INSTRUCTIONS TO FOLLOW
Determine the count of lines in the data below that include the word "multiplexed", and give nothing besides it.
● ● ● ● ● ● ●
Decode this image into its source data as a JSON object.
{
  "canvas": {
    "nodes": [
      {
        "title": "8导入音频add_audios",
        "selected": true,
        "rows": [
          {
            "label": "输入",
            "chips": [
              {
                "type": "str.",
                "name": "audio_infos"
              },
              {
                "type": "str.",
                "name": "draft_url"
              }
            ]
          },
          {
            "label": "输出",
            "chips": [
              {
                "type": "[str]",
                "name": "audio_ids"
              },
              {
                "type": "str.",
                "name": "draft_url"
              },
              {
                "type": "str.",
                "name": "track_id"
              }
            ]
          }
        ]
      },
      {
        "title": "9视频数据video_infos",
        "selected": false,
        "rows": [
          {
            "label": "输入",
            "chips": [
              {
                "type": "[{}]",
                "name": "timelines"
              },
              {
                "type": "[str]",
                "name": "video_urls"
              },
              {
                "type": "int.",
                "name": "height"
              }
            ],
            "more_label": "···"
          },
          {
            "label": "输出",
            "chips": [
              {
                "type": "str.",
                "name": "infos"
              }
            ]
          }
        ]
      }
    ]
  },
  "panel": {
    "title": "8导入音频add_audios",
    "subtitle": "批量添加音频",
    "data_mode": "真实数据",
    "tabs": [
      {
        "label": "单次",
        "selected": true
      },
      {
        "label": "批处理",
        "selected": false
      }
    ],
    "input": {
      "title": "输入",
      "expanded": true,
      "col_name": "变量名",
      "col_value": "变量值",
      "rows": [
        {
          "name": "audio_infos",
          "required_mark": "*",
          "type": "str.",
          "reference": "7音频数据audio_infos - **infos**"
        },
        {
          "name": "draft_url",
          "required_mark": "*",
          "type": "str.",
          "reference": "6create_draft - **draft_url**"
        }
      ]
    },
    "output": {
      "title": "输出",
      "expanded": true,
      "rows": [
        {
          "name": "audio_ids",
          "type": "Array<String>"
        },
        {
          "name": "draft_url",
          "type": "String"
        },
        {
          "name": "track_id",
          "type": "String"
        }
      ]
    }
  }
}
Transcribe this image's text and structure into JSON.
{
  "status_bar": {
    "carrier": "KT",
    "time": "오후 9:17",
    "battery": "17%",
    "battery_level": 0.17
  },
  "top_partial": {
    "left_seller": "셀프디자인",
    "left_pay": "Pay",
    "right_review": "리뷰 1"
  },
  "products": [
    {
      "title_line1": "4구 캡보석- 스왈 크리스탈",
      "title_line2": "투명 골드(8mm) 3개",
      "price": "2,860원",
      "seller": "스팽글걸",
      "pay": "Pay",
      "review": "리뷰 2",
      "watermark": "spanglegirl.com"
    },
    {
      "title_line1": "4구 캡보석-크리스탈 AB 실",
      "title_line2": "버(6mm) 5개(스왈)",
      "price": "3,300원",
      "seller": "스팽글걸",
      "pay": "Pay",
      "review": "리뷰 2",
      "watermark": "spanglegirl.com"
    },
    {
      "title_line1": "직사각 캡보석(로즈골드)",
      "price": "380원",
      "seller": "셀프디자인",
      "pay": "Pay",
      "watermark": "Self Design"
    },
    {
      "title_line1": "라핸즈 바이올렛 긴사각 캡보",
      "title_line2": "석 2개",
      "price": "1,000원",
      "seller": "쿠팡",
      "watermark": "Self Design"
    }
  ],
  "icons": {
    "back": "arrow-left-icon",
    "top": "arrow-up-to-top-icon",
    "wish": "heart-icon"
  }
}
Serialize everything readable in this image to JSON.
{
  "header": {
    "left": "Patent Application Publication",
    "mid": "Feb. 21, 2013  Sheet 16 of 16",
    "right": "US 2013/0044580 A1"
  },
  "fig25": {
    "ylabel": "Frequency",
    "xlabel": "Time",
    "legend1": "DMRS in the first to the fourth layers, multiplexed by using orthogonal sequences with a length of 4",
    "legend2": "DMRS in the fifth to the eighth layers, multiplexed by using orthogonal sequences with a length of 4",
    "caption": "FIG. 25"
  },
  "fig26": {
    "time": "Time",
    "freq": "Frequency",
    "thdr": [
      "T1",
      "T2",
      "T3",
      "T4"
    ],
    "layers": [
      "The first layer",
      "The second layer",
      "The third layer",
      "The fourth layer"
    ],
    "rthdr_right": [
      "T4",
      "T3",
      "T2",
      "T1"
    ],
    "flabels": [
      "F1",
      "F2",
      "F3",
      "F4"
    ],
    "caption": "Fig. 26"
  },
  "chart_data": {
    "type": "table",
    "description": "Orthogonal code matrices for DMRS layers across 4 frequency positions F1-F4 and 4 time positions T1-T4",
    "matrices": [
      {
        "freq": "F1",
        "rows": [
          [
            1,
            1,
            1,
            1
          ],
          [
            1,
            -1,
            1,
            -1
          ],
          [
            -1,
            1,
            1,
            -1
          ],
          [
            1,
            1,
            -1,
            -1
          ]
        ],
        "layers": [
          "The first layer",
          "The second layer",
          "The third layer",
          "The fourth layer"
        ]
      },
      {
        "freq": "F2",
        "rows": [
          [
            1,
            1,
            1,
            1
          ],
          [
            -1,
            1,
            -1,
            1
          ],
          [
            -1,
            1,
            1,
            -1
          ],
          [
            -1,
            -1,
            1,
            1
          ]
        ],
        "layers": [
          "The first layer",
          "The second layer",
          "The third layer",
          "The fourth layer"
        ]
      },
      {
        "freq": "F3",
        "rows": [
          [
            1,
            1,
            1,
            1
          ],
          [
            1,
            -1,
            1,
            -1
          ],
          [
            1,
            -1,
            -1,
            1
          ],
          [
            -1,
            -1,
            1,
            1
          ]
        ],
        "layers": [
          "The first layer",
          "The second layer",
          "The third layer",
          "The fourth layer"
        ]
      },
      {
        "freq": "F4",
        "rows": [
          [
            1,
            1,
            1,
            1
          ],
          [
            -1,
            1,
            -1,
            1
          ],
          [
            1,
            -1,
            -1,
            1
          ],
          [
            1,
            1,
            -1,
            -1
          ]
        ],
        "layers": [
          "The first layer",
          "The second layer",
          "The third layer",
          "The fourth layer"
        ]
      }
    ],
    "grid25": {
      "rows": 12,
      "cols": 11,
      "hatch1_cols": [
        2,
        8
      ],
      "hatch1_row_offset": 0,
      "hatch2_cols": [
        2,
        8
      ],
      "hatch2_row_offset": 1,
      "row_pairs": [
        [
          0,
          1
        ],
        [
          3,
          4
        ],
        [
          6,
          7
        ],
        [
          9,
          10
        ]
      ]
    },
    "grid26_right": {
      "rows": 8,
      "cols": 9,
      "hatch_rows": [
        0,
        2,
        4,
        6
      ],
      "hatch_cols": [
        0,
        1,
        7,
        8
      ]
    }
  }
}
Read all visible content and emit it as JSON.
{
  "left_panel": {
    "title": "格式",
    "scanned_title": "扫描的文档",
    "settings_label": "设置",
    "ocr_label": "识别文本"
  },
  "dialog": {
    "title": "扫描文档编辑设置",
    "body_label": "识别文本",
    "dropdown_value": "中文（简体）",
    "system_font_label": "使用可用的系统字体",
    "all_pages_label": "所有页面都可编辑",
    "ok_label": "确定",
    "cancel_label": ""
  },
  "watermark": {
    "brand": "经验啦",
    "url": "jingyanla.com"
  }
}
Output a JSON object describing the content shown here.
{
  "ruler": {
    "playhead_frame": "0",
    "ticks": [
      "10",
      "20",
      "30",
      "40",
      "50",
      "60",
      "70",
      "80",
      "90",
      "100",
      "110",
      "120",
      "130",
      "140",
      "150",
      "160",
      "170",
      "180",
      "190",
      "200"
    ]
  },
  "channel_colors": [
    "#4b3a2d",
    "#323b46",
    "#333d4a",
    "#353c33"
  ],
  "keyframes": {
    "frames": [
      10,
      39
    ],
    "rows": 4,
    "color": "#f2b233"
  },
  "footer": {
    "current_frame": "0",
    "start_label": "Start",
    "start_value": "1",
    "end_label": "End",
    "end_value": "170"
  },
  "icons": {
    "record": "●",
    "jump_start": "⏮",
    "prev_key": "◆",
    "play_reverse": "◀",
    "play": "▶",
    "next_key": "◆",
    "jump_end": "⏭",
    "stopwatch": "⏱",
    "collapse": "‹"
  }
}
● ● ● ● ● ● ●
RESPONSE BELOW
2